Both the endangered Green Turtle and the Hawksbill Turtle are found here and are protected. Both the Le Meridien Bora Bora hotel and the Intercontinental Moorea have turtle sancturies that shelter and rehabilitate these special creatures in protected lagoons, before being releasing them back into the wild.
The elegant, white flower ‘Tiare Tahiti’ or Gardenia taitensis is the country’s national emblem. Its supple stems, delicate shape and gentle aroma make it the nation’s choice for ‘hei’s (flower necklaces) and flower crowns, worn during festivals and used to greet visitors. It tends to grow mostly on the high islands like Tahiti, but is also found in the lower-lying islands in the Tuamotus.
“A flower behind the left ear means the person is single, behind the right, they are taken. But no matter who wears the flower or how, it’s the ornament of choice of the entire country”. Source: Polynesie.com
Credit: R. Sahuquet/Tahiti Tourism
Flower garlands are common throughout Polynesia and in Tahiti you may be welcomed with a ‘lei’ (sometimes ‘hei’ in Tahitian). These lovely floral necklaces are composed of orchids, frangipani and Tiare Tahiti flowers and should be treated with respect; simply cut the cord and release the flowers when you leave, never put them in a bin.
Few places in the world offer the variety of coloured beaches you’ll find throughout French Polynesia; white sands, black volcanic shores and most uniquely, serene, pink sand beaches. Head to the remote island of Tikehau or Fakarava’s ‘sables roses’ for undisturbed enjoyment.

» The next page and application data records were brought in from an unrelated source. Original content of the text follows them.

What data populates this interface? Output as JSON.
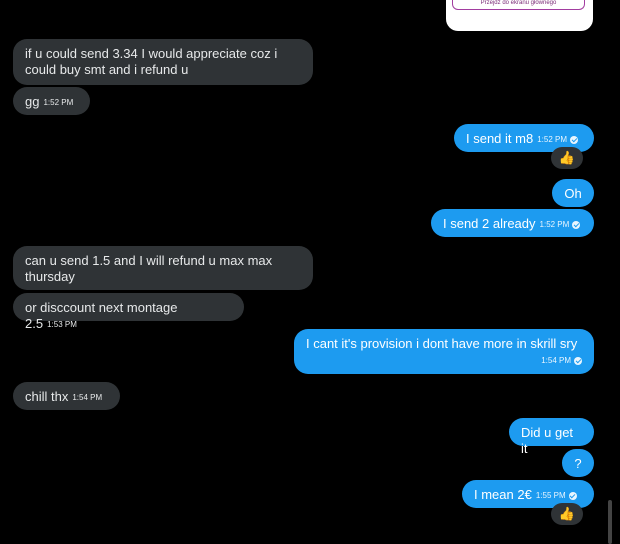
{
  "image_card": {
    "button_text": "Przejdź do ekranu głównego"
  },
  "messages": [
    {
      "text": "if u could send 3.34 I would appreciate coz i could buy smt and i refund u",
      "time": ""
    },
    {
      "text": "gg",
      "time": "1:52 PM"
    },
    {
      "text": "I send it m8",
      "time": "1:52 PM",
      "reaction": "👍"
    },
    {
      "text": "Oh",
      "time": ""
    },
    {
      "text": "I send 2 already",
      "time": "1:52 PM"
    },
    {
      "text": "can u send 1.5 and I will refund u max max thursday",
      "time": ""
    },
    {
      "text": "or disccount next montage 2.5",
      "time": "1:53 PM"
    },
    {
      "text": "I cant it's provision i dont have more in skrill sry",
      "time": "1:54 PM"
    },
    {
      "text": "chill thx",
      "time": "1:54 PM"
    },
    {
      "text": "Did u get it",
      "time": ""
    },
    {
      "text": "?",
      "time": ""
    },
    {
      "text": "I mean 2€",
      "time": "1:55 PM",
      "reaction": "👍"
    }
  ]
}
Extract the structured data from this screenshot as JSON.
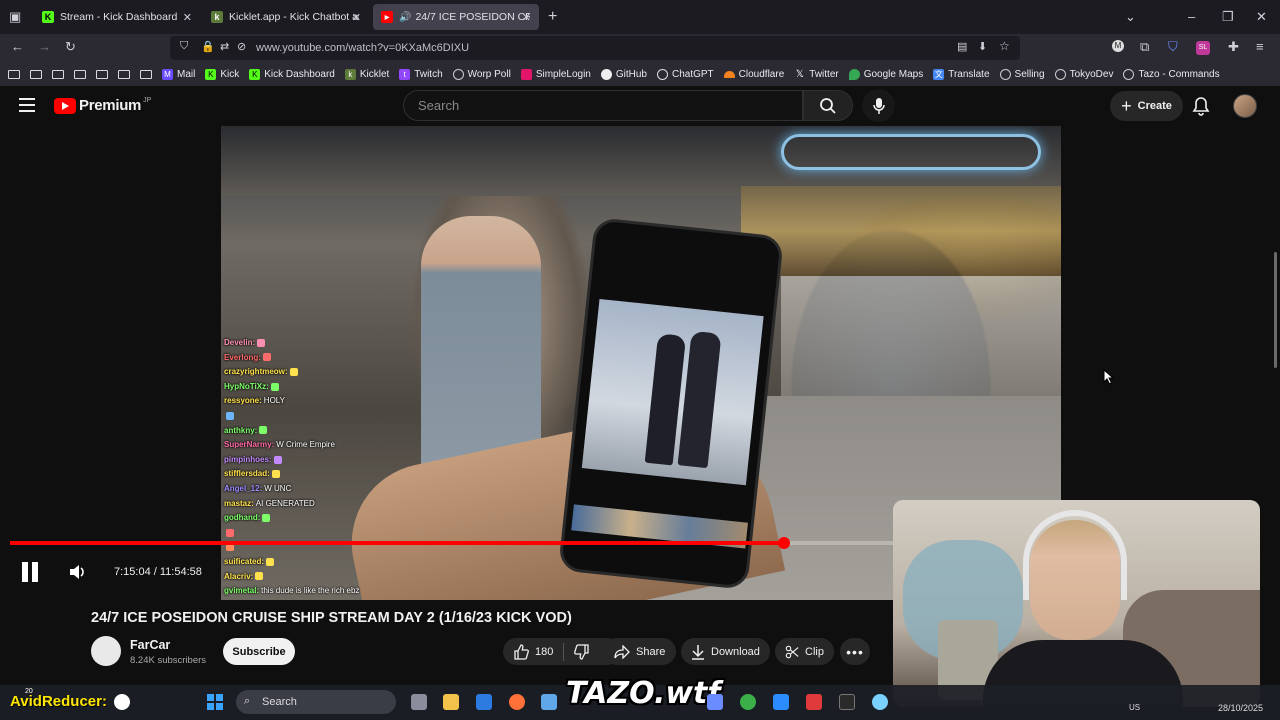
{
  "browser": {
    "tabs": [
      {
        "label": "Stream - Kick Dashboard",
        "favicon": "kick",
        "color": "#53fc18"
      },
      {
        "label": "Kicklet.app - Kick Chatbot and ",
        "favicon": "kicklet",
        "color": "#5c7a3a"
      },
      {
        "label": "24/7 ICE POSEIDON CRUISE",
        "favicon": "youtube",
        "color": "#ff0000",
        "active": true
      }
    ],
    "url": "www.youtube.com/watch?v=0KXaMc6DIXU",
    "bookmarks": [
      "Mail",
      "Kick",
      "Kick Dashboard",
      "Kicklet",
      "Twitch",
      "Worp Poll",
      "SimpleLogin",
      "GitHub",
      "ChatGPT",
      "Cloudflare",
      "Twitter",
      "Google Maps",
      "Translate",
      "Selling",
      "TokyoDev",
      "Tazo - Commands"
    ]
  },
  "youtube": {
    "logo_text": "Premium",
    "logo_region": "JP",
    "search_placeholder": "Search",
    "create_label": "Create"
  },
  "chat": [
    {
      "user": "Develin:",
      "msg": "",
      "color": "#ff8fb1"
    },
    {
      "user": "Everlong:",
      "msg": "",
      "color": "#ff6a6a"
    },
    {
      "user": "crazyrightmeow:",
      "msg": "",
      "color": "#ffe14d"
    },
    {
      "user": "HypNoTiXz:",
      "msg": "",
      "color": "#7dff6a"
    },
    {
      "user": "ressyone:",
      "msg": "HOLY",
      "color": "#ffe14d"
    },
    {
      "user": "",
      "msg": "",
      "color": "#6ab7ff"
    },
    {
      "user": "anthkny:",
      "msg": "",
      "color": "#7dff6a"
    },
    {
      "user": "SuperNarmy:",
      "msg": "W Crime Empire",
      "color": "#ff6aa5"
    },
    {
      "user": "pimpinhoes:",
      "msg": "",
      "color": "#c38bff"
    },
    {
      "user": "stifflersdad:",
      "msg": "",
      "color": "#ffe14d"
    },
    {
      "user": "Angel_12:",
      "msg": "W UNC",
      "color": "#9c8bff"
    },
    {
      "user": "mastaz:",
      "msg": "AI GENERATED",
      "color": "#ffe14d"
    },
    {
      "user": "godhand:",
      "msg": "",
      "color": "#7dff6a"
    },
    {
      "user": "",
      "msg": "",
      "color": "#ff6a6a"
    },
    {
      "user": "",
      "msg": "",
      "color": "#ff8c5a"
    },
    {
      "user": "suificated:",
      "msg": "",
      "color": "#ffe14d"
    },
    {
      "user": "Alacriv:",
      "msg": "",
      "color": "#ffe14d"
    },
    {
      "user": "gvimetal:",
      "msg": "this dude is like the rich ebz",
      "color": "#7dff6a"
    }
  ],
  "player": {
    "time": "7:15:04 / 11:54:58",
    "progress_fraction": 0.876
  },
  "video": {
    "title": "24/7 ICE POSEIDON CRUISE SHIP STREAM DAY 2 (1/16/23 KICK VOD)",
    "channel": "FarCar",
    "subscribers": "8.24K subscribers",
    "subscribe_label": "Subscribe",
    "likes": "180",
    "share_label": "Share",
    "download_label": "Download",
    "clip_label": "Clip"
  },
  "taskbar": {
    "overlay_text": "AvidReducer:",
    "overlay_small": "20",
    "search_label": "Search",
    "brand_overlay": "TAZO.wtf",
    "lang": "US",
    "date": "28/10/2025"
  }
}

There are numerous waterfalls all over this region, but Fautaua waterfall is one of the most breath-taking, and at 443 ft it’s the 28th highest waterfall in the world. It’s well worth the trek. Head inland from the beaches of Raiatea and you’ll discover mountainous jungles and three magical cascading waterfalls (known locally as les Trois Cascades).
Paddle through turquoise water in outrigger canoe, (known as a 'va’a' in Tahitian) and you might even spot a dolphin or two. A unique part of Polynesian culture; outrigger canoes were originally used for exploring and fishing. 2 major outrigger races take part here, one with a course around Huahine, Raiatea, Taha'a and Bora-Bora, and the 3-day Tahiti Nui Va'a race around Tahiti, held every 2 years.
Credit: Shigeo Kobayashi/Tahiti Tourism
Polynesian dances are a major tourist attraction for the luxury resorts. The aparima is a dance of gestures with hands describing a story, whilst the ote’a is characterised by abrupt moves and a quick rhythm.
Many lagoon tours (“safaris”) include the opportunity to stop and feed Manta Rays. Standing in waist high water, you’ll be able to enjoy the unique experience of getting up close to these magnificent creatures.
Credit: Le Meridien Bora Bora
The iconic Polynesian overwater bungalow originated here; truly the epitome of luxury, this is what honeymoon dreams are made of. Head to Bora Bora for the best examples and expect exclusive locations, breath-taking views and direct access to the lagoon from your doorstep!
Credit: Le Meridien Bora Bora
It would be remiss of us not to mention that some bungalows have a unique glass floor allowing you to gaze down at the clear waters teeming with tropical fish below. Le Meridien Bora Bora is one!
If all this has made you consider dipping your toes into French Polynesia, but you’re not sure where to start – just give us a call. Our experienced and knowledge South Pacific experts can arrange direct or multi-stop flights, stopovers, accommodation and trips to the main islands and to some of the wonderful and much less visited isles. Call us on +44 1273320580 or request a quote by email to start planning your dream trip to French Polynesia.